Posted in: Plastic Surgery in the News | March 22, 2011 | Comments Off
I’d like to share a remarkable story from the Plastic & Reconstructive Surgery department at UCLA where I received my training. When it comes to Plastic and Reconstructive surgery, many people instantly think of cosmetic surgery – breast augmentations, rhinoplasty, lip filler, botox. Although that makes up a large part of many plastic surgeons’ practice, Plastic & Reconstructive Surgery is a broad field and includes breast reconstruction for breast cancer patients, cleft lip and palate surgery for children, facial reconstruction after trauma, chest wall reconstruction for patients with complications after cardiac surgery, as well as hand surgery to name a few. Every plastic surgeon who went through an accredited plastic surgery training program is versed in all areas of Plastic & Reconstructive Surgery.
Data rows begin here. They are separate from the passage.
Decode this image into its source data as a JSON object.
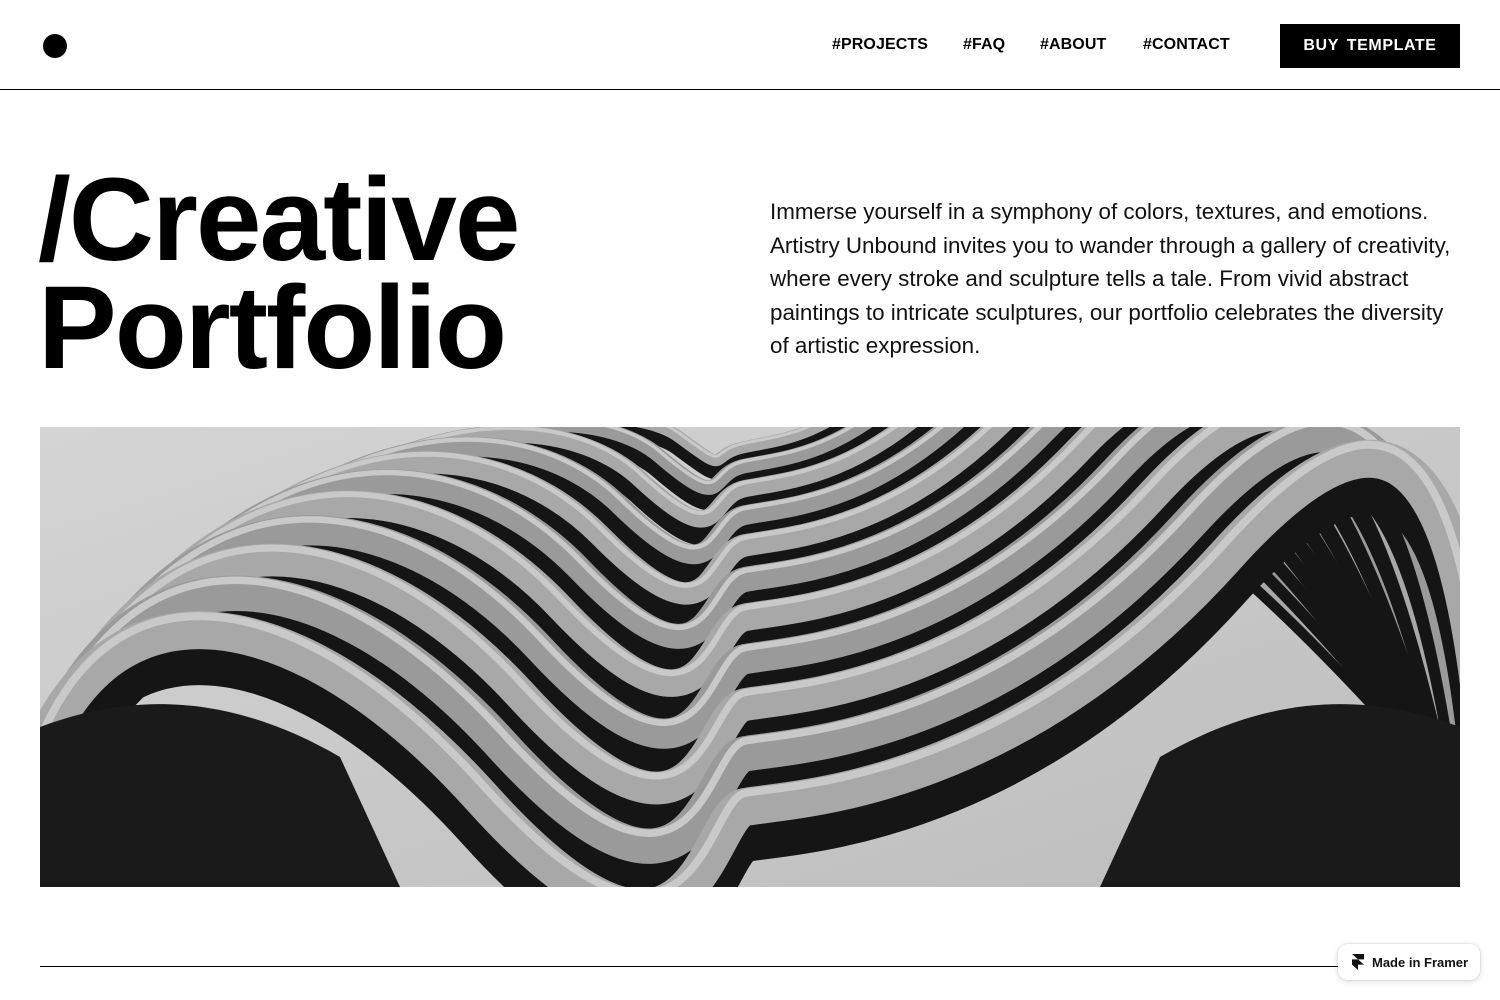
{
  "header": {
    "logo": "circle-logo-icon",
    "nav": [
      {
        "label": "#PROJECTS"
      },
      {
        "label": "#FAQ"
      },
      {
        "label": "#ABOUT"
      },
      {
        "label": "#CONTACT"
      }
    ],
    "cta_label": "BUY  TEMPLATE"
  },
  "hero": {
    "title_line1": "/Creative",
    "title_line2": "Portfolio",
    "description": "Immerse yourself in a symphony of colors, textures, and emotions. Artistry Unbound invites you to wander through a gallery of creativity, where every stroke and sculpture tells a tale. From vivid abstract paintings to intricate sculptures, our portfolio celebrates the diversity of artistic expression."
  },
  "image": {
    "subject": "black-and-white wavy balcony building facade"
  },
  "badge": {
    "icon": "framer-logo-icon",
    "label": "Made in Framer"
  },
  "colors": {
    "background": "#ffffff",
    "text": "#000000",
    "button_bg": "#000000",
    "button_text": "#ffffff"
  }
}
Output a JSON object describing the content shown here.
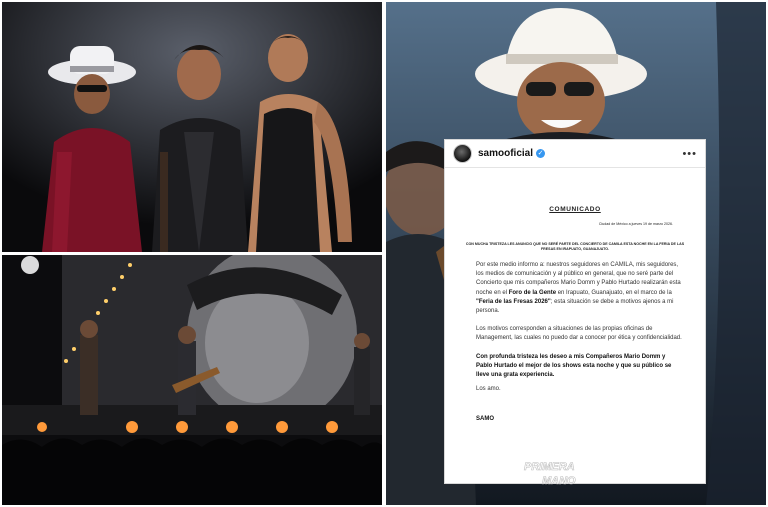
{
  "post": {
    "username": "samooficial",
    "verified_icon": "check",
    "title": "COMUNICADO",
    "dateline": "Ciudad de México a jueves 19 de marzo 2026.",
    "announcement": "CON MUCHA TRISTEZA LES ANUNCIO QUE NO SERÉ PARTE DEL CONCIERTO DE CAMILA ESTA NOCHE EN LA FERIA DE LAS FRESAS EN IRAPUATO, GUANAJUATO.",
    "p1_a": "Por este medio informo a: nuestros seguidores en CAMILA, mis seguidores, los medios de comunicación y al público en general, que no seré parte del Concierto que mis compañeros Mario Domm y Pablo Hurtado realizarán esta noche en el ",
    "p1_b": "Foro de la Gente",
    "p1_c": " en Irapuato, Guanajuato, en el marco de la ",
    "p1_d": "\"Feria de las Fresas 2026\"",
    "p1_e": "; esta situación se debe a motivos ajenos a mi persona.",
    "p2": "Los motivos corresponden a situaciones de las propias oficinas de Management, las cuales no puedo dar a conocer por ética y confidencialidad.",
    "p3": "Con profunda tristeza les deseo a mis Compañeros Mario Domm y Pablo Hurtado el mejor de los shows esta noche y que su público se lleve una grata experiencia.",
    "closing": "Los amo.",
    "signature": "SAMO"
  },
  "watermark": {
    "line1": "PRIMERA",
    "line2": "MANO"
  },
  "colors": {
    "verified": "#3797f0",
    "card_border": "#d8d8d8"
  }
}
This month, a young mother who lost her right hand in a traffic accident five years ago was the first person to receive a hand transplant in California and the 13th in the U.S. She couldn’t tie her shoelaces or braid her daughter’s hair. This was performed at the UCLA hand transplant unit of the Plastic & Reconstructive Surgery Department. The goal of plastic surgery is to make patients whole again and to improve their quality of life. I’m incredibly proud to have trained at an institution that helped this young woman get her life back again.
Dr. Catherine Huang Begovic